World War II flag donated to White County Veteran’s Museum
By Sparta Live | June 10, 2019 8:53 am
By Rachel Auberger
Regina Wilhite found a historic treasure when cleaning out the rooms at her parent’s home. A flag from World War II that had once hung in a community church was among the antiques, family photos, and other memorabilia.
“This flag originally hung in the Mt. Carmel United Methodist Church, but we are pretty sure it was representative of the whole community, not just the one church,” Wilhite said.
Wilhite was referring to the 15 blue stars that were sown to the banner-like flag in a V-formation when she spoke of the flag being a representation.
“When I found the flag, I noticed that there was something on the back,” she said. When I looked, it was a very old paper that was beginning to crumble. The paper had what looked like a list of names.”
Fourteen names to be exact – each name belonging to a man in the community who had gone to serve his country in World War II.
“We are fairly certain that it was a flag for the community,” Wilhite said again. “Some of the men listed attended other churches in the Macedonia community. We have no way of knowing if there were other flags in those churches or just this one. But it would be interesting to find out if anyone else has one of these flags or has seen one.”
Wilhite said the flag came to be in her possession through a fortunate series of events. Years ago, the church made the decision to renovate their basement to create more classrooms. According to Wilhite, the boxes of things that were being stored there were taken to her grandparents’ house as they had always been very active in the congregation. Later, her parents inherited the belongings and hung the flag in an upstairs room in their home.
“I have been going through some of the old things in my parents’ home and making some donations to the Tennessee State Museum,” she said. “I happened to show a curator at the state museum a picture of the flag, and she immediately knew that it was a war-time banner and that it was significant.”
Wilhite said once she knew the flag was related to World War II, she immediately knew she needed to call Sandy Cash Witt, curator at the White County Veteran’s Museum.
The two women, along with Milford and Jonelda Cash (Witt’s parents) and Martha Lee, worked to decipher the fading names on the fragile piece of paper: Robert Johnson Howard, Robert Franklin Howard, Elmer Lee Kinnard, Harv Rich, Erby Ray, Joe Monroe Goodwin, Harold Hampton, Ike Goodwin, Esker Bray, Paul Cumby, Luther England, Nathan Burgess, and Ceicel Bradley.

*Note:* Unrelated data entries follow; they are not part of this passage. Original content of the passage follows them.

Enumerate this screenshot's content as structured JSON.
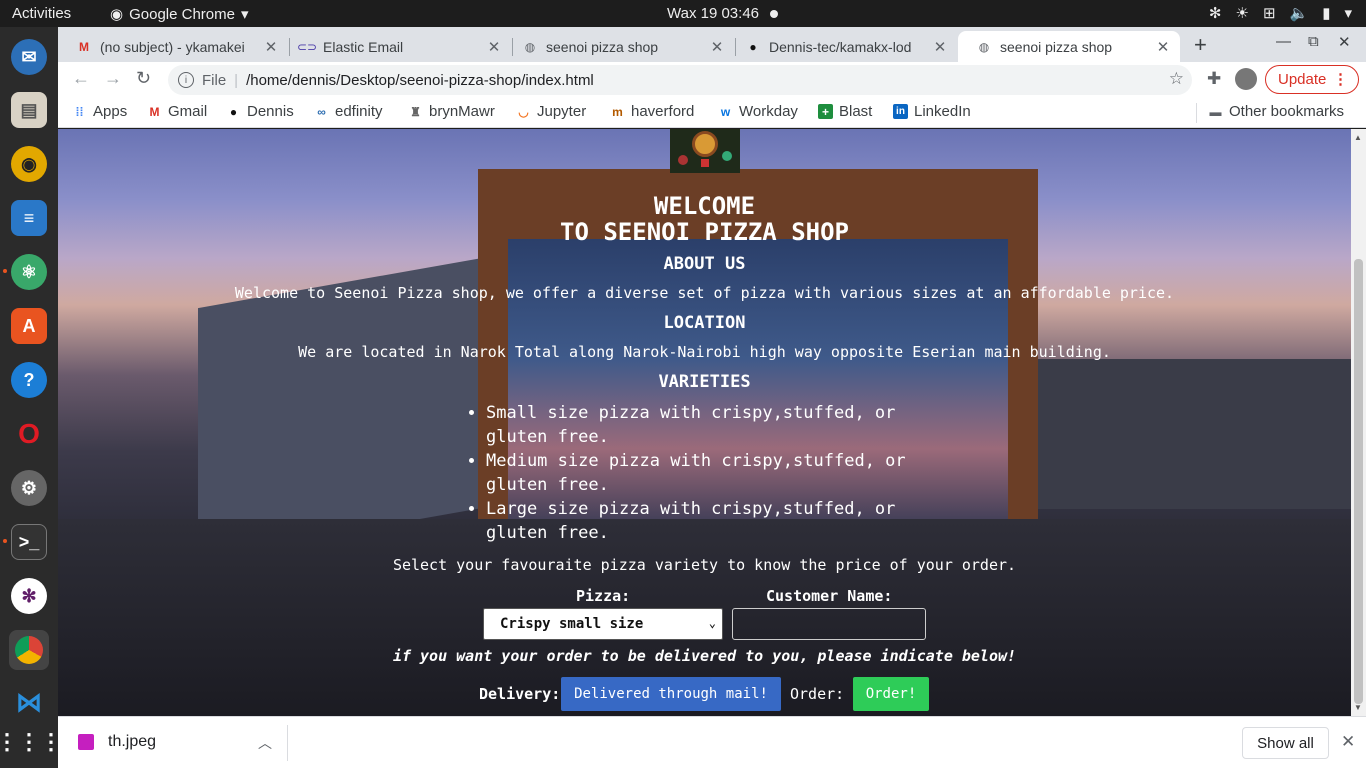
{
  "system": {
    "activities": "Activities",
    "app_name": "Google Chrome",
    "clock": "Wax 19  03:46"
  },
  "tabs": [
    {
      "title": "(no subject) - ykamakei",
      "icon": "gmail-icon"
    },
    {
      "title": "Elastic Email",
      "icon": "link-icon"
    },
    {
      "title": "seenoi pizza shop",
      "icon": "globe-icon"
    },
    {
      "title": "Dennis-tec/kamakx-lod",
      "icon": "github-icon"
    },
    {
      "title": "seenoi pizza shop",
      "icon": "globe-icon",
      "active": true
    }
  ],
  "toolbar": {
    "file_label": "File",
    "url": "/home/dennis/Desktop/seenoi-pizza-shop/index.html",
    "update_label": "Update"
  },
  "bookmarks": [
    {
      "label": "Apps",
      "icon": "apps-grid-icon"
    },
    {
      "label": "Gmail",
      "icon": "gmail-icon"
    },
    {
      "label": "Dennis",
      "icon": "github-icon"
    },
    {
      "label": "edfinity",
      "icon": "edfinity-icon"
    },
    {
      "label": "brynMawr",
      "icon": "brynmawr-icon"
    },
    {
      "label": "Jupyter",
      "icon": "jupyter-icon"
    },
    {
      "label": "haverford",
      "icon": "haverford-icon"
    },
    {
      "label": "Workday",
      "icon": "workday-icon"
    },
    {
      "label": "Blast",
      "icon": "blast-icon"
    },
    {
      "label": "LinkedIn",
      "icon": "linkedin-icon"
    }
  ],
  "other_bookmarks": "Other bookmarks",
  "page": {
    "welcome_line1": "WELCOME",
    "welcome_line2": "TO SEENOI PIZZA SHOP",
    "about_heading": "ABOUT US",
    "about_text": "Welcome to Seenoi Pizza shop, we offer a diverse set of pizza with various sizes at an affordable price.",
    "location_heading": "LOCATION",
    "location_text": "We are located in Narok Total along Narok-Nairobi high way opposite Eserian main building.",
    "varieties_heading": "VARIETIES",
    "varieties": [
      "Small size pizza with crispy,stuffed, or gluten free.",
      "Medium size pizza with crispy,stuffed, or gluten free.",
      "Large size pizza with crispy,stuffed, or gluten free."
    ],
    "select_text": "Select your favouraite pizza variety to know the price of your order.",
    "pizza_label": "Pizza:",
    "pizza_selected": "Crispy small size",
    "customer_label": "Customer Name:",
    "customer_value": "",
    "delivery_note": "if you want your order to be delivered to you, please indicate below!",
    "delivery_label": "Delivery:",
    "delivery_button": "Delivered through mail!",
    "order_label": "Order:",
    "order_button": "Order!"
  },
  "downloads": {
    "file_name": "th.jpeg",
    "show_all": "Show all"
  },
  "colors": {
    "delivery_button": "#3769c5",
    "order_button": "#2ecc58",
    "update_accent": "#d93025"
  }
}
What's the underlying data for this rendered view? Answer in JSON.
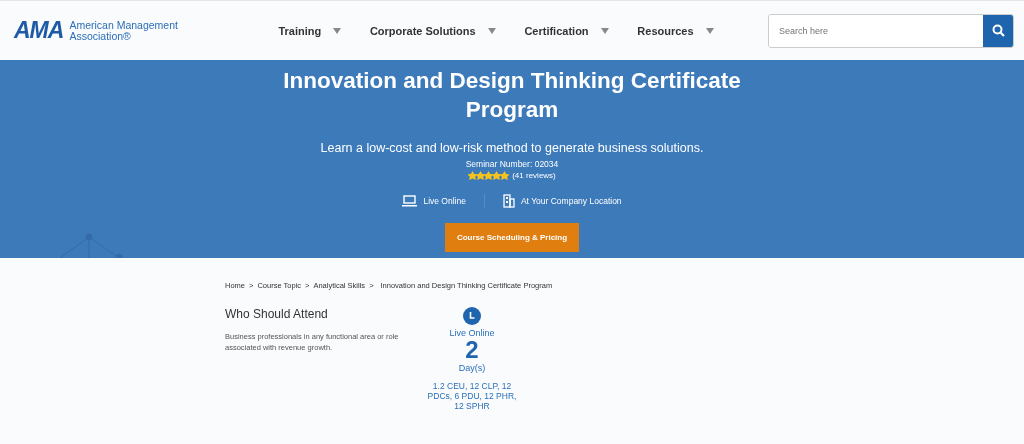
{
  "header": {
    "logo": {
      "mark": "AMA",
      "name_line1": "American Management",
      "name_line2": "Association®"
    },
    "nav": [
      {
        "label": "Training",
        "has_menu": true
      },
      {
        "label": "Corporate Solutions",
        "has_menu": true
      },
      {
        "label": "Certification",
        "has_menu": true
      },
      {
        "label": "Resources",
        "has_menu": true
      }
    ],
    "search": {
      "placeholder": "Search here"
    }
  },
  "hero": {
    "title": "Innovation and Design Thinking Certificate Program",
    "subtitle": "Learn a low-cost and low-risk method to generate business solutions.",
    "seminar_number": "Seminar Number: 02034",
    "stars": 5,
    "reviews": "(41 reviews)",
    "formats": [
      {
        "kind": "laptop",
        "label": "Live Online"
      },
      {
        "kind": "building",
        "label": "At Your Company Location"
      }
    ],
    "button": "Course Scheduling & Pricing"
  },
  "breadcrumb": [
    {
      "kind": "link",
      "label": "Home"
    },
    {
      "kind": "separator",
      "label": ">"
    },
    {
      "kind": "link",
      "label": "Course Topic"
    },
    {
      "kind": "separator",
      "label": ">"
    },
    {
      "kind": "link",
      "label": "Analytical Skills"
    },
    {
      "kind": "separator",
      "label": ">"
    },
    {
      "kind": "current",
      "label": "Innovation and Design Thinking Certificate Program"
    }
  ],
  "who_should_attend": {
    "heading": "Who Should Attend",
    "text": "Business professionals in any functional area or role associated with revenue growth."
  },
  "course_info": {
    "format": "Live Online",
    "duration": "2",
    "duration_unit": "Day(s)",
    "credits": "1.2 CEU, 12 CLP, 12 PDCs, 6 PDU, 12 PHR, 12 SPHR"
  }
}
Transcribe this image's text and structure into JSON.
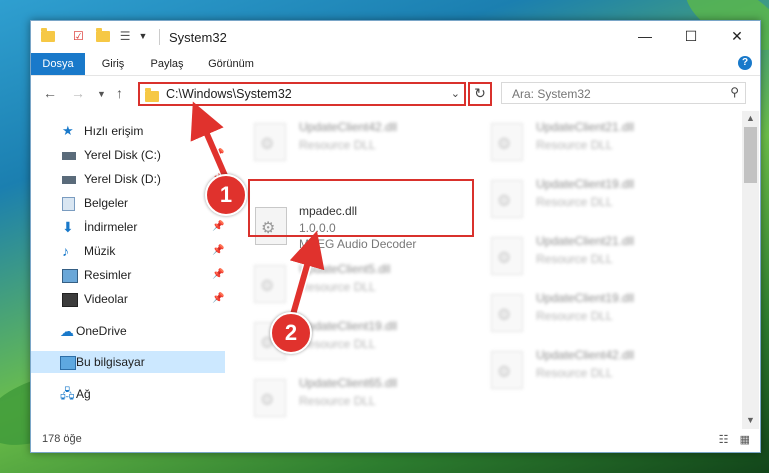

“There is an extra star at the bottom of the V, but that star is gold,” Wilhite said. “We think that star is for Mr. Bradley. There is a star next to his name on the list. After checking records, we found that he was killed overseas, and we think that is why the different star.”
The term “gold star” describes a family member who has lost a loved one in military service. The gold star first made an appearance during World War I after being placed over a service flag’s blue star when a service member was killed in combat.
On June 6, which is the anniversary of D-Day, when veterans stormed the beaches of Normandy during World War II, Wilhite donated the flag to the White County Veteran’s Museum.
“I wanted to donate the flag to the museum,” she said. “It needs to be where people can see it.”
Witt accepted the flag on the behalf of the museum but hopes they can learn more about it.
“We don’t know who made it or exactly when during the war it was made,” Witt said. “We think that the V-shape was probably to signify Victory, but we don’t really know. We don’t know if there are other flags out there or if other communities had similar items in their churches.”
Witt said she would encourage anyone who has any information about this flag, or any like it, to contact her at the museum by calling (931) 836-3595.
“We would also like to have a picture of each of the men listed on this flag,” Witt said. “A picture in uniform would be ideal, but we would be happy to take any picture someone might want to donate or make a copy of for us.”
Witt said the plan will be to hang the flag in the museum and surround it with pictures of the men it was made to represent.
“This is such a great thing,” Wilhite said. “I’m glad we learned how significant it was and were able to give it to the museum so that the history of our men and this community won’t be lost.”